Problem details » Please return all lines in the listing holding the word "more".

Data provided »
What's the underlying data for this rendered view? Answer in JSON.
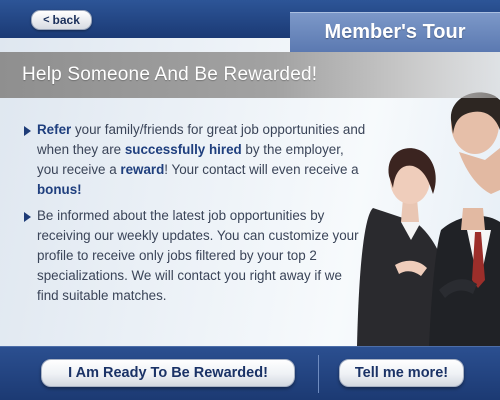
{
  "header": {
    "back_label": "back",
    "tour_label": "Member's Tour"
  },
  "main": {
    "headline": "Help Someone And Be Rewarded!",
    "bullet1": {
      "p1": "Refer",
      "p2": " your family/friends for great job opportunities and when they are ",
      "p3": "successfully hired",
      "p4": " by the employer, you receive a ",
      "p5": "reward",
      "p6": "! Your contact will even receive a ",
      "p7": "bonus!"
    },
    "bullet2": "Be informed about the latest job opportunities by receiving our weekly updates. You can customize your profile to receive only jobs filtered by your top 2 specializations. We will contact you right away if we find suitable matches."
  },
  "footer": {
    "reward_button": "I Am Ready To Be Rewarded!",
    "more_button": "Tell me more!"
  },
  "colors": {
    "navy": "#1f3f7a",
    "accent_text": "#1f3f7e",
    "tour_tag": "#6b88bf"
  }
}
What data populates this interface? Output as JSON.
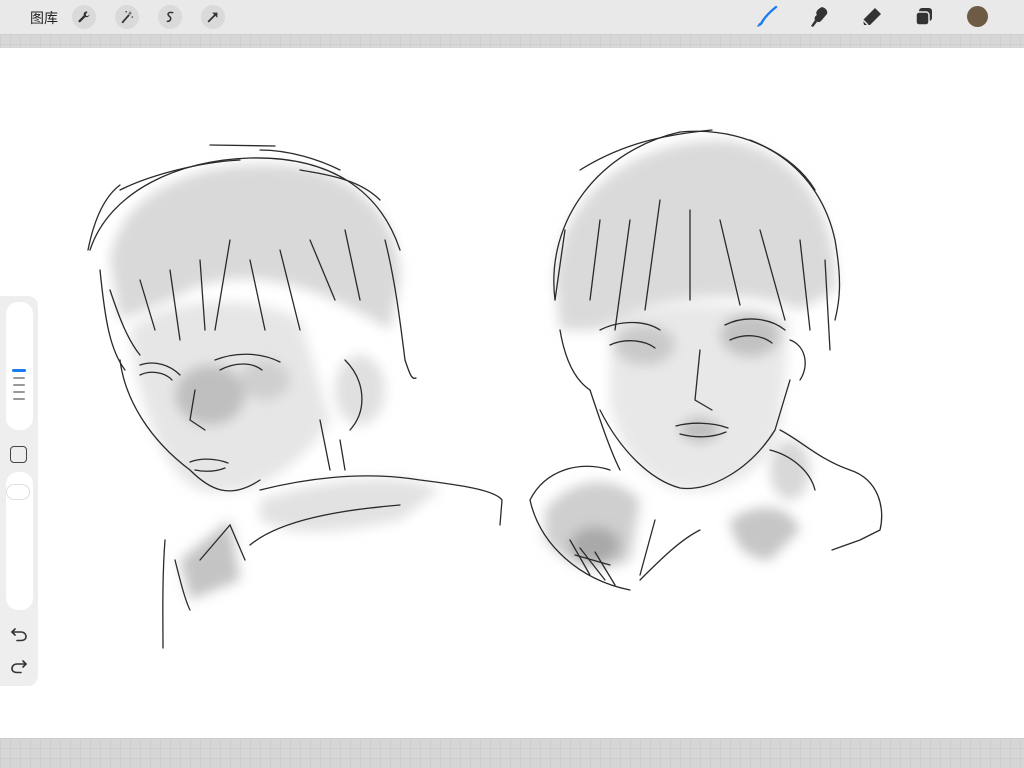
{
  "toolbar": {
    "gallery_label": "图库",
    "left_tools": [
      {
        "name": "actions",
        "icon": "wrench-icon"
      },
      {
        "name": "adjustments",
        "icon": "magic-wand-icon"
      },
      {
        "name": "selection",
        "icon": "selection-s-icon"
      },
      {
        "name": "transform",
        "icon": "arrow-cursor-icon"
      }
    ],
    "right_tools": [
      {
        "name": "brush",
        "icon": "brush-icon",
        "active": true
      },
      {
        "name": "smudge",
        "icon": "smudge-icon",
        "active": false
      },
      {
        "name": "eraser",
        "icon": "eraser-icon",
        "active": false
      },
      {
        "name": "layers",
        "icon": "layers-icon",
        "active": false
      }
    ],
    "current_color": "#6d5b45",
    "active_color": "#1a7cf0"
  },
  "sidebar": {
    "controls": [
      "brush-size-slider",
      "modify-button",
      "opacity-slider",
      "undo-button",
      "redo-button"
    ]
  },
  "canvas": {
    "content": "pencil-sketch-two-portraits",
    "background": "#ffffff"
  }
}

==

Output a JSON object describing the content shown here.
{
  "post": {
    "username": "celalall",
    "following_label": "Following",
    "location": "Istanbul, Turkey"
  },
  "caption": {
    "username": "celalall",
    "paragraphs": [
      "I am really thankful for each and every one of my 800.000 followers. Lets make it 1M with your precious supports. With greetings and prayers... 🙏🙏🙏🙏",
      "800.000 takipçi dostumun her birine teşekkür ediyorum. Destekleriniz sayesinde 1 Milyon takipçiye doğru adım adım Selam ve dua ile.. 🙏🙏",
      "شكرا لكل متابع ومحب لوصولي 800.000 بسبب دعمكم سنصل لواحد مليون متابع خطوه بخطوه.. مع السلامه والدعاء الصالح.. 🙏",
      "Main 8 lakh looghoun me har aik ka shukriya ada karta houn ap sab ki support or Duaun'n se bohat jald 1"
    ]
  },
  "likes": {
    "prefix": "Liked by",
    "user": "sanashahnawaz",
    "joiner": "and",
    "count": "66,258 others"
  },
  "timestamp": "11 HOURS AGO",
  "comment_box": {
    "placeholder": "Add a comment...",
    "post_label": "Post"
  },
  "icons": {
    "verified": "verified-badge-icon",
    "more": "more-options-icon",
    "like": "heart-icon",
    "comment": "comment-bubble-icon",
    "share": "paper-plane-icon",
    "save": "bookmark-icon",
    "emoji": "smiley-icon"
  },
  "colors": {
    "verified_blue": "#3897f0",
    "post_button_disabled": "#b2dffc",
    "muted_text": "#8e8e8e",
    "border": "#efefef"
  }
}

Task answer »
    "more_button": "Tell me more!"
    "more": "more-options-icon",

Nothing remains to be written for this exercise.